Home » News » Content
Product Categories

How Quickly Should Fish Be Processed?

- Oct 23, 2018 -

    Whether fish is processed before or after rigor mortis can be significant for the quality of the fish product. What is best depends on which product is to be made.

    The period before the fish becomes stiff – the pre-rigor period – can vary in duration from shorter than two hours to over a day after death. This is very significant for the fishing industry, which prefers a pre-rigor period that is as long as possible, giving greater production flexibility.

    Fresh fish

    Pre-rigor fillets:

    Fillets produced before the fish goes into rigor are uniquely fresh. The muscle is flexible, naturally firm in texture and easy to process by machine without compromising, visible marks. Such fillets have less gaping and they reach the shop while they are very fresh.  They taste a little different than post-rigor fillets and have a longer shelf life. The challenge of pre-rigor fillets is that they can shrink in length, since there is no mechanical resistance from the skeleton. They will then have a shorter, wider shape. The earlier the fish is filleted, the more it will shrink. But the fish species, the muscle’s physiological state (the impact of machinery, stress), storage temperature and packing method also determine how much a pre-rigor fillet will shrink.


    Fish ought not to be processed while it is in rigor. Strong rigor can lead to incorrect cutting and less yield from the gutting machine, the neck cutter and filleting machine.  Fish in rigor often have a curved form and must be straightened out by hand before they can be run through the filleting machine. The muscle is then physically torn up and mechanically damaged and there is strong filet gaping. In addition, the trimming of fillets from a fish in rigor is challenging since the muscle is very hard and it is difficult to remove pinbones.

    Post-rigor fillets:

    It is post-rigor fillets that we most often find in shops. They are processed two to four days after death, when the fish is once again flexible. These fish do not retain fluid in the muscle as well and therefore can lose more weight (drip loss) during storage. The texture of the fillets is softer, so they can easily be torn in both the filleting and skinning machines. They also have more gaping which gives a reduced price.
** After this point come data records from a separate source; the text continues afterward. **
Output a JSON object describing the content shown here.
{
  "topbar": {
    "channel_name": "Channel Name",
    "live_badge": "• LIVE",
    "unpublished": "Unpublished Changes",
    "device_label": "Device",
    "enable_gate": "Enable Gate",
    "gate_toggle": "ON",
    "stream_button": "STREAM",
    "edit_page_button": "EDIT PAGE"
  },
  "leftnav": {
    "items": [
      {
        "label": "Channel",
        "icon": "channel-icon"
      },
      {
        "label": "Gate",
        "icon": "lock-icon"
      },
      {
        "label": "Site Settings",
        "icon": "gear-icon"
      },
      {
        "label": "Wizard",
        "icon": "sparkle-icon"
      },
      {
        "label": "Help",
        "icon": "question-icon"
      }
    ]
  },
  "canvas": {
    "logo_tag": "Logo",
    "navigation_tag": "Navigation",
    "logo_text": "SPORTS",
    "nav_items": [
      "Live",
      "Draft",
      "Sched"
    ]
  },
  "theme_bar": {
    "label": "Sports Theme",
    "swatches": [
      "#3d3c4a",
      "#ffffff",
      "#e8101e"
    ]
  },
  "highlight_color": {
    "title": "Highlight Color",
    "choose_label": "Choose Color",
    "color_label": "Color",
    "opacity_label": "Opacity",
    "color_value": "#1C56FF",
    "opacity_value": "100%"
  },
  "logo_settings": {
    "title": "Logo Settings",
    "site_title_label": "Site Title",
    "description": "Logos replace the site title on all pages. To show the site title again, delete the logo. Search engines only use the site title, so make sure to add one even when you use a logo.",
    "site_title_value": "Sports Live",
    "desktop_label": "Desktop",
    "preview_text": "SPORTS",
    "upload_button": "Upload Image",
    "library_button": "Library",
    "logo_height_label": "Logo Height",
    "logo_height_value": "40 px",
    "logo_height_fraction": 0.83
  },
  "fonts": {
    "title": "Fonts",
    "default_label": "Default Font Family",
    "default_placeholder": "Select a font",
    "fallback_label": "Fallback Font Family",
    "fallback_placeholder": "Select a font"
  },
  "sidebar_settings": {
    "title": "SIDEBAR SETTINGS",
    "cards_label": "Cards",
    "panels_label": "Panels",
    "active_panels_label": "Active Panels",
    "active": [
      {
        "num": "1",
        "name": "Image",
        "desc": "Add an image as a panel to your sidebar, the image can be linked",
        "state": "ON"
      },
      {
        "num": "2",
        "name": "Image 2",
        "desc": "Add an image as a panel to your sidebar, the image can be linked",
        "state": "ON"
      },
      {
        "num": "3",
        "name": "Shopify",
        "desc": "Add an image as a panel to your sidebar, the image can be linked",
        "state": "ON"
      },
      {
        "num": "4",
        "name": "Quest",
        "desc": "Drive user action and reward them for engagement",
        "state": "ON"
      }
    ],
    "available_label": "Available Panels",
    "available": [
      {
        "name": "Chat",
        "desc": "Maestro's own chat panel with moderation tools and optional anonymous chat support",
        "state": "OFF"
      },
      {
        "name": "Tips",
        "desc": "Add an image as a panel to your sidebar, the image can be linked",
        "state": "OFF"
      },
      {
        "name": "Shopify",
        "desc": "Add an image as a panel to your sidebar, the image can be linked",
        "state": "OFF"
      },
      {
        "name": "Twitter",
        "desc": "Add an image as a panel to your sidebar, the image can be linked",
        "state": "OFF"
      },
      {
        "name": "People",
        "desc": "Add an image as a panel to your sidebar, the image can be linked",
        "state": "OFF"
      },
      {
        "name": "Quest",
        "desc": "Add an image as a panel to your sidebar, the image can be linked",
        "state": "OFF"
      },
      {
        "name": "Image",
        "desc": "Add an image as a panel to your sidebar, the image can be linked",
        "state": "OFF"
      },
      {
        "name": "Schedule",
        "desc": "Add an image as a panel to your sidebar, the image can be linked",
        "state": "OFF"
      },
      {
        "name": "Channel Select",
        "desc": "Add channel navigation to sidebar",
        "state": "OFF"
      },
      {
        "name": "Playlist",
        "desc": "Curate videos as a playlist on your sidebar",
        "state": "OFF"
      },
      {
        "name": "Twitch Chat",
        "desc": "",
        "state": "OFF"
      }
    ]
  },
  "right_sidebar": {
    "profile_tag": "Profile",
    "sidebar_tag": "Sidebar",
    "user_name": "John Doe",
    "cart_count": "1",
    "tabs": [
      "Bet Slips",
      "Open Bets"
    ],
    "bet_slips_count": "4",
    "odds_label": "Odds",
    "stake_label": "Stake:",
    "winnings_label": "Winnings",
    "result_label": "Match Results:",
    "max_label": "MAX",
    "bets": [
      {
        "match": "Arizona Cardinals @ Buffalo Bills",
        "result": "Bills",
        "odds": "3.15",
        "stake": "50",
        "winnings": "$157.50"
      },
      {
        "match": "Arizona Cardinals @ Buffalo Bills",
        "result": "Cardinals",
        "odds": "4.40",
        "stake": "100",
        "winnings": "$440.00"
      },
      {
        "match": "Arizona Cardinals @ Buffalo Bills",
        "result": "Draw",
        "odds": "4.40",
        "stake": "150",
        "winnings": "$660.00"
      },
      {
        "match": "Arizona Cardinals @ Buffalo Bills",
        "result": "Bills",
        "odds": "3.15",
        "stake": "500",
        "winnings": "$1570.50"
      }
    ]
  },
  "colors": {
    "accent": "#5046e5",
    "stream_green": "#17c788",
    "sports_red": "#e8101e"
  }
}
    Round gutted fish:

    Fresh, good raw material is obviously necessary to produce whole, gutted fish of the best quality. The state of rigor is less significant.